Surviving the holidays after the loss of a loved one
Family gatherings, parties with co-workers, shopping for gifts, worship services, caroling, baking cookies with grandchildren- all traditions during the holiday season. While the holidays are supposed to be a time of celebration, for many of us who have lost someone close, it is a time where we can't help being reminded of who isn't here- the empty chair at the table.
Barb Stagman, Social Worker with Crossing Rivers Health Homecare, commented, “There is no right or wrong way to handle the holidays after the loss of a loved one. Grieving can take quite some time and everyone is on their own clock. For some, it's very difficult to follow family traditions when conscious and unconscious reminders seem like they’re everywhere.”
Crossing Rivers Health offers these suggestions to help fill the emptiness we feel when it seems everyone else is overflowing with joy during the holidays and beyond.
Be Kind to Yourself- The best thing you can do this holiday season is be kind to yourself. Give yourself permission to feel whatever it is your feeling. Get plenty of rest and make healthy choices when it comes to nutrition and exercise. Don’t take on any more tasks than you can handle. If you need to be alone, honor that. If you welcome the company and affection of others, seek it out. Do whatever it is that feels right to you. It’s is alright to walk away from a group of people if it's too overwhelming and take a break.
Ask For and Accept Help- You will need the help and support of others to get through the holidays. Friends, family members and co-workers want to help those they care about. This is the time to speak up and make your needs known. If you need someone to help you with meals, shopping, or decorating, tell them so. They will be delighted to feel like they are helping you in some way.
Find Support- Sharing your feelings is the best way to get through them. Friends and relatives can be a great support during times of grief, but they are sometimes full of their own grief or juggling busy holiday schedules that they cannot be a support to you. Organized support groups may provide the setting for you. Support group members often make friends that end up being a source of support for years to come. For information on Grief Support Groups offered in Southwest Wisconsin and Northeast Iowa through Crossing Rivers Health, call 608-357-2000 or visit crossingrivers.org.
Stop the Comparisons- It’s easy to watch other families and compare them to your own. Seeing other families together and enjoying the festivities may make you feel sad and depressed. Try to embrace what you have rather than compare it to what you think others have.
Remember that you will survive- Christmas and New Year’s may be the most difficult season in your time of grief, but they will pass. You don’t have to enjoy the holidays. You don’t even have to pretend to enjoy the festivities. But, it’s also fine if you allow yourself permission to have a good time in spite of your grief. If happiness slips through your window of grief, allow it to happen and enjoy it.
Honor your loved one- Include your loved one in your conversations and celebrations.
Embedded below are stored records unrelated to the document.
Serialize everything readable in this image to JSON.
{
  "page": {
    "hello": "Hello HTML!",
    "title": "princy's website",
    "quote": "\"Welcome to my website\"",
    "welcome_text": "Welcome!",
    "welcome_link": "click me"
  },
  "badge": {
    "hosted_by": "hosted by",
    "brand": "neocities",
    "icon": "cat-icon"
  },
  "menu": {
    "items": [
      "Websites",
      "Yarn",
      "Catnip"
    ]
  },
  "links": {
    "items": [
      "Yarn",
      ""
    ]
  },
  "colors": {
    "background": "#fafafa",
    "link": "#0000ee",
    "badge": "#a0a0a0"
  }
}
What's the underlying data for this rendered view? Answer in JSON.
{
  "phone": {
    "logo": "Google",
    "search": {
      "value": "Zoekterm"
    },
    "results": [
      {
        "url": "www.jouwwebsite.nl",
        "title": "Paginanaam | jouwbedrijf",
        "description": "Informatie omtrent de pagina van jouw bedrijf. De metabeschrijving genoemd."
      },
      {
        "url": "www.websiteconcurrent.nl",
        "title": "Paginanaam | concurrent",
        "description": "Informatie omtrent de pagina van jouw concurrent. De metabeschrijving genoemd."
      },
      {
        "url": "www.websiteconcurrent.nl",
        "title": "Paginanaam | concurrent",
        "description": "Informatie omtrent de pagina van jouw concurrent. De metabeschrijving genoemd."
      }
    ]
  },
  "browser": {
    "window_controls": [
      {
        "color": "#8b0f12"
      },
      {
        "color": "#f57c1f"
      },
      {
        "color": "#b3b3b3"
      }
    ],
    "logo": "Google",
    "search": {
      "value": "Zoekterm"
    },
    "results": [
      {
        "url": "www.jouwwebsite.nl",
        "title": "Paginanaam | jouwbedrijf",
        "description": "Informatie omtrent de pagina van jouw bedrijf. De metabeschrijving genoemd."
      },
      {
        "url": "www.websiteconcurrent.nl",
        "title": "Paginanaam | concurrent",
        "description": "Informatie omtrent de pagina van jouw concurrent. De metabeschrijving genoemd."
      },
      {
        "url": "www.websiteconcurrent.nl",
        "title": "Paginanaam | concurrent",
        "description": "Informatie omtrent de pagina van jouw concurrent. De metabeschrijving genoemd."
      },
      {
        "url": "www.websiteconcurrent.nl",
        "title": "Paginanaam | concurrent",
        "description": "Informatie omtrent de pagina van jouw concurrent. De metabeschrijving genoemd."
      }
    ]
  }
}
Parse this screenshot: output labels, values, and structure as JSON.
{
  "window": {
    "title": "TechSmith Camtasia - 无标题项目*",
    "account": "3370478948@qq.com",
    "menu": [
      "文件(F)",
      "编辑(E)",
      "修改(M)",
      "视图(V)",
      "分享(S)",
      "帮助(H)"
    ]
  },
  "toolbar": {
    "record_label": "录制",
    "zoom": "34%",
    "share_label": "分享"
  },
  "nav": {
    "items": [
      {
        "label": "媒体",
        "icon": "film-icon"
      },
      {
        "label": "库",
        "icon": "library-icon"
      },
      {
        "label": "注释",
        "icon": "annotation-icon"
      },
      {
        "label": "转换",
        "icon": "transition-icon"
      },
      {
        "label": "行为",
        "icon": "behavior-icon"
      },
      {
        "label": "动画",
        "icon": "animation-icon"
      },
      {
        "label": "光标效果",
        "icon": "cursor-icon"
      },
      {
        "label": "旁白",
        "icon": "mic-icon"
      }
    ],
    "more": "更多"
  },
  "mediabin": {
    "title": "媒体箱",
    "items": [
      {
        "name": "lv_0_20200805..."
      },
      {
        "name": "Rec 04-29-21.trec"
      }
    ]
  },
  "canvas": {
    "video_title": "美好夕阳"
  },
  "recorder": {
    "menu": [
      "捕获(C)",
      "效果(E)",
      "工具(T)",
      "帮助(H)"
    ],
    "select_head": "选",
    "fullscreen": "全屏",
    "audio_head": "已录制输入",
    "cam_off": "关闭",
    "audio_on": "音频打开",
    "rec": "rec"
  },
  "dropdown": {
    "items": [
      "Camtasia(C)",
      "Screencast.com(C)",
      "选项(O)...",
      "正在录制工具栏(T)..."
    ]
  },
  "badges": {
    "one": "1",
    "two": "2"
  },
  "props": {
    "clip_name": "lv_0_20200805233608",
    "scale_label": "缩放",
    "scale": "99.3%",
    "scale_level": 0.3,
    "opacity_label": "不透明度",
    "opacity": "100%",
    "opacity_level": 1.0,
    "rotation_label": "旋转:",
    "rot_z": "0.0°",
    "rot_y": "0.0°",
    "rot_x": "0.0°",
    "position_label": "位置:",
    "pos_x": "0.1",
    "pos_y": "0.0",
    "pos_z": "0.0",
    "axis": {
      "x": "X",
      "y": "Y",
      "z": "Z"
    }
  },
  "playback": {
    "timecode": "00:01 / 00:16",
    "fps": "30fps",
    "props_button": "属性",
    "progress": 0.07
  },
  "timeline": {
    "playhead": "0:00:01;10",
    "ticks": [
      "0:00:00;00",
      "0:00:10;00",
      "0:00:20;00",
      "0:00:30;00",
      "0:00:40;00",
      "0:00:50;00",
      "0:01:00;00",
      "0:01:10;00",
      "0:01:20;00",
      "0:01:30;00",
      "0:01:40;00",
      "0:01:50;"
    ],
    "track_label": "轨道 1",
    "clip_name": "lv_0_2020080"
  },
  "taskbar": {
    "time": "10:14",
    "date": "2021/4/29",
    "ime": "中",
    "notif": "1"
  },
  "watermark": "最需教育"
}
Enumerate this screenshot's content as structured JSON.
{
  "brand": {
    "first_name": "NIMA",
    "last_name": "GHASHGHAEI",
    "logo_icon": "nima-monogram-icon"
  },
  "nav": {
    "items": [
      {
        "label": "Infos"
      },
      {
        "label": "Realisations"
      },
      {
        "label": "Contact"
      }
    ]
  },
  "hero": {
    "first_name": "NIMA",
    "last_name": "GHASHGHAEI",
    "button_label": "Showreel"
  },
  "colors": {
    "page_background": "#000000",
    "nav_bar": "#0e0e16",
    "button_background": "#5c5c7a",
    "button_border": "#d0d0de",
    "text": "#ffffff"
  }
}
Hang a stocking for your loved one so that family members may insert notes or messages. Look at some of your favorite photographs. When others realize that you are comfortable talking about your loved one, they can relate stories that will add to your pleasant memories. You may also want to establish a new tradition where you express your feelings toward the person who passed. This could be writing a letter, going to the grave, or spending time in prayer if you are spiritual or religious.
Do something for others: Often times helping others or volunteering is a great way to work through grief and to help make the holidays happier for others. Ideas include volunteering at the local food pantry, visiting an elderly neighbor, or provide help for a needy family.
Haley Schroeder is also a social worker at Crossing Rivers Health. She adds, “The best gift you can give anyone you love, even someone you have lost, is being true to yourself and living your life to the fullest. The entire healthcare team at Crossing Rivers Health wishes everyone a wonderful holiday season, and a joyous new year.”
Crossing Rivers Health Hospice serves communities in Southwest Wisconsin and Northeast Iowa. The program offers support for those with a terminal illness who no longer wish to have curative treatment. Hospice focuses on all aspects of care, such as physical, emotional, social, medical, financial and spiritual needs. To learn how Hospice may benefit someone you know, please call 608-357-2000.